## INSTRUCTIONS TO FOLLOW
Count every line of the material that holds the string "value". Respond with the total only.

** Opening RECORDS FOR THE EXERCISE block **

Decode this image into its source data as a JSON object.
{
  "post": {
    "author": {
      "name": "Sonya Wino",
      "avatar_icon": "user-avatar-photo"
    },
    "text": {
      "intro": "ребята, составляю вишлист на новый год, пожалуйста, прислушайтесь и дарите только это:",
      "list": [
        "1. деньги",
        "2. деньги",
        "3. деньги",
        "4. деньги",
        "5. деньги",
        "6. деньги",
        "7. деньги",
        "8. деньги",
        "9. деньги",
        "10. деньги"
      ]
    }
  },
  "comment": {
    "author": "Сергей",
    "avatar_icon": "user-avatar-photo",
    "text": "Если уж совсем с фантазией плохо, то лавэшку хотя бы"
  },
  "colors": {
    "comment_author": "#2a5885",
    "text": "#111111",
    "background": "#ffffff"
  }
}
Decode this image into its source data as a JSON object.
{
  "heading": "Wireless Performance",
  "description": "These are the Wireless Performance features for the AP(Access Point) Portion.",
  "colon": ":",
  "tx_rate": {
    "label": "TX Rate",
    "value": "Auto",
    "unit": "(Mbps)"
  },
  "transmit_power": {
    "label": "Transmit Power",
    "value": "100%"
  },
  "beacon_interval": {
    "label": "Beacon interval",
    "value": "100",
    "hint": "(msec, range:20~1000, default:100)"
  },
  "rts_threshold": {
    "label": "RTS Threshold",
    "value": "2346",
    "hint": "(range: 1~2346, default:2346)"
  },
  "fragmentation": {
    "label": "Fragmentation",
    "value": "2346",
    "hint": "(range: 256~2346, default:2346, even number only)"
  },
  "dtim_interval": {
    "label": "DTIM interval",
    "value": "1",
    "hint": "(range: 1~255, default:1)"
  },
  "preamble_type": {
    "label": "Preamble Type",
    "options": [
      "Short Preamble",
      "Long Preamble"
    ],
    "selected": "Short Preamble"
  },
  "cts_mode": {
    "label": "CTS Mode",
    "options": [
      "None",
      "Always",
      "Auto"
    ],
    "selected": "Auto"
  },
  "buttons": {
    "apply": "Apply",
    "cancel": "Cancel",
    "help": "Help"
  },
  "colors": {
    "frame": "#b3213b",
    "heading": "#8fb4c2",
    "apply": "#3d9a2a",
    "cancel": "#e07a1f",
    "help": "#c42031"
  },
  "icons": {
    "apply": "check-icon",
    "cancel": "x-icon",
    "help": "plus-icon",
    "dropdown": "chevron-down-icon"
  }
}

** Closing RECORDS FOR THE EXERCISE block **

## WRITTEN ANSWER
6